The Last Laugh

The Last Laugh

April 24, 2017

by

Ferne Pearlstein and Robert Edwards

Is the Holocaust (and other taboos) truly off-limits for comedy? Influential comics, thinkers and survivors debate.

EXPLORE THE FILM

About the Documentary

The Holocaust would seem to be an absolutely off-limits topic for comedy. But is it? History shows that even victims of Nazi concentration camps used humor as a means of survival and resistance. Still, any use of comedy in connection with this horror risks diminishing the suffering of millions. So where is the line? If the Holocaust is taboo, what are the implications for other controversial subjects — 9/11, AIDS, racism — in a society that prizes freedom of speech?

The Last Laugh offers fresh insights into these questions, with an intimate portrayal of Auschwitz survivor Renee Firestone alongside interviews with influential comedians and thinkers ranging from Mel Brooks, Sarah Silverman, Jeff Ross (Comedy Central Roast Battle), Larry Charles (director of Curb Your Enthusiasm and Borat), and Gilbert Gottfried, to authors Etgar Keret and Shalom Auslander, plus Abraham Foxman of the Anti-Defamation League.

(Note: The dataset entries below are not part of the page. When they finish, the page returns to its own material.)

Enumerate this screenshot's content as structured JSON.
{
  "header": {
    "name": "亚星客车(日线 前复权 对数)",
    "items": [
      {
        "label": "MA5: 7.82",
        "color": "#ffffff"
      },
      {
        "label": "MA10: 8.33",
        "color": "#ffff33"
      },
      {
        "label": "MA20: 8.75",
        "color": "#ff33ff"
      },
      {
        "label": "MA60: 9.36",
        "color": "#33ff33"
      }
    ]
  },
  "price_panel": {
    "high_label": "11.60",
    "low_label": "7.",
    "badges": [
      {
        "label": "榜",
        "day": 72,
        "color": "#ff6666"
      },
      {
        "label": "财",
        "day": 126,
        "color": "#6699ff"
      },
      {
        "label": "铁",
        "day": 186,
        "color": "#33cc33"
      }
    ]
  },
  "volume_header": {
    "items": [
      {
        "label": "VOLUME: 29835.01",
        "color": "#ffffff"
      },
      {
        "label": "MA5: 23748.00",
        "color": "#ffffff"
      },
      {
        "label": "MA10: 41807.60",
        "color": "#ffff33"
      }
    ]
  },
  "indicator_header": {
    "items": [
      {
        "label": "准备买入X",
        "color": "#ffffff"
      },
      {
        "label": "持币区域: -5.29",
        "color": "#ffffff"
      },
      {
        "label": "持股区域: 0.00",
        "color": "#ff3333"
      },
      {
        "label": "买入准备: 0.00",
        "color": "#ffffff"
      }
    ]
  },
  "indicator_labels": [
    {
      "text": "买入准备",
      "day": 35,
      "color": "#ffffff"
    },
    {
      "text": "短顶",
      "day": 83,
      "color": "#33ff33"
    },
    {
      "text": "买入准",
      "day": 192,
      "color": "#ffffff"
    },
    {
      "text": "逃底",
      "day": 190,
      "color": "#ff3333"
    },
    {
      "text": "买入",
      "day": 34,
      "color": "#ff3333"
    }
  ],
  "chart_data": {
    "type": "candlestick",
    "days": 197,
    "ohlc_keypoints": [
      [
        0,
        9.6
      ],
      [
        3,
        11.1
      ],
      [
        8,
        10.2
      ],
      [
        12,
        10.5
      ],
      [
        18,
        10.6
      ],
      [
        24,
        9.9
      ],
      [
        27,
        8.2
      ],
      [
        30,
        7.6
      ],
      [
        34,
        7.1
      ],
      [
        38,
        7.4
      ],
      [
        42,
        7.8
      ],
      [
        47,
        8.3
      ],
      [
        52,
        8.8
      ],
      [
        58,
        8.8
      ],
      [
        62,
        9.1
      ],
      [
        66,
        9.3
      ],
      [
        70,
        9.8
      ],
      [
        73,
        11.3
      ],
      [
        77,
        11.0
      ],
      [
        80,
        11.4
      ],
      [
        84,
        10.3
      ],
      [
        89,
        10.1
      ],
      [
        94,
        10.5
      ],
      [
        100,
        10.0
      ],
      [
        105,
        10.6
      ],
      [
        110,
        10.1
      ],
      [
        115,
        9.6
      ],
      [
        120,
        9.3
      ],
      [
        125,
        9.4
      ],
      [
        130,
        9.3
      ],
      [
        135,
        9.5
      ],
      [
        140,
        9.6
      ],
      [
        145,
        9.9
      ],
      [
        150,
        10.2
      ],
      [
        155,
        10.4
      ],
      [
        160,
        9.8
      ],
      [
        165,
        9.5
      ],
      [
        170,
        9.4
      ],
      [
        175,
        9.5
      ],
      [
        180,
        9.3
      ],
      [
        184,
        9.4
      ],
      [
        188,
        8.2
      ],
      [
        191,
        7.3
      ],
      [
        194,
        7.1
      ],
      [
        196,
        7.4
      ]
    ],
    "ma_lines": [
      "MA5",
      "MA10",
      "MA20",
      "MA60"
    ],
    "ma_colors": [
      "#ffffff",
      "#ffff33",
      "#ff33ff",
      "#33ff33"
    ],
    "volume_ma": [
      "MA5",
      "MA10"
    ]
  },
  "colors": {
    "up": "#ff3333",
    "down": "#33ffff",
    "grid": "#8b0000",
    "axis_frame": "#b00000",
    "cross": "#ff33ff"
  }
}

The film also includes rare archival footage of cabarets inside the concentration camps themselves, as well as clips ranging from The Producers to Curb Your Enthusiasm, video of performances from comics Louis CK, George Carlin, and Chris Rock, and newly discovered footage of Jerry Lewis’s never-released Holocaust comedy The Day the Clown Cried.

Mel Brooks has made a career out of making fun of Nazis, calling it “revenge through ridicule.” Yet the Holocaust itself is a subject he won’t touch. Not so for Sarah Silverman or Judy Gold or the late Joan Rivers. From Hogan’s Heroes, to Seinfeld’s “Soup Nazi,” mainstream pop culture has pushed the envelope of what is considered acceptable. As Rob Reiner notes in the film: “The Holocaust itself is not funny. There’s nothing funny about it. But survival, and what it takes to survive, there can be humor in that.”

The Filmmakers

Ferne Pearlstein

Ferne Pearlstein, an American filmmaker based in New York City, holds post-graduate degrees in documentary film and photography from Stanford University and the International Center of Photography. In 2003, Pearlstein‘s documentary Sumo East and West premiered at the Tribeca, Los Angeles, and Melbourne International Film Festivals, and was shown nationwide on Independent Lens. Other credits as director include Dita and the Family Business (PBS) with Josh Taylor, and three short films, including her debut Raising Nicholas, which premiered at the Sundance and San Francisco Gay and Lesbian Film Festivals. As a director of photography with dozens of films to her credit, Pearlstein is one of only a handful of female cinematographers featured in Kodak's long-running “On Film” ad campaign in American Cinematographer magazine. In 2004 she won the Excellence in Cinematography Prize at Sundance for her work on Imelda, which followed former First Lady of the Philippines Imelda Marcos during her campaign for the presidency. Among her other credits as cinematographer are: Academy Award®-winner Alex Gibney’s segment of Freakonomics; Ruthie and Connie (HBO); and The Voice of the Prophet where she met her longtime collaborator and husband Robert Edwards.

Robert Edwards

Based in New York City, Robert Edwards is a graduate of Stanford University’s Master’s Program in Documentary Film and a former infantry and intelligence officer in the United States Army in Europe, the U.S., and the Middle East, including service with a parachute infantry regiment in Iraq in the Persian Gulf War. His award-winning film Paranoia, inspired by a skydiving accident in which he broke his back, has been screened and broadcast on television and at film festivals in more than a dozen countries. Among his credits as an editor are Barry Levinson’s feature-length documentary Yesterday’s Tomorrows for Showtime, part of a traveling exhibition of the Smithsonian Institution; Abandoned: The Betrayal of America’s Immigrants, for PBS, which won a DuPont-Columbia Journalism Award; Stopwatch, a PBS documentary by Bill Jersey and Michael Schwarz; and In Search of Law and Order: Catching Them Early, the final episode in the landmark three-part series on juvenile justice directed by Ray Telles and produced by Michael Schwarz and Roger Graef for PBS and Channel Four. His documentary short The Voice of the Prophet, an interview with Rick Rescorla, a veteran of three wars and head of security for Morgan Stanley Dean Witter who was killed in the September 11 attack on the World Trade Center, screened at the 2002 Sundance Film Festival. Edwards recently won a Nicholl Fellowship in Screenwriting from the Academy of Motion Picture Arts and Sciences for his screenplay Land of the Blind.

Full Credits

Learn more about the documentary

Join the Discussion

Can humor be used as a weapon? Have you used humor in your own life to work through painful topics? Is there anything you consider taboo to joke about? Do you have favorite comedians who some would consider controversial?

Comments

Connect with the Documentary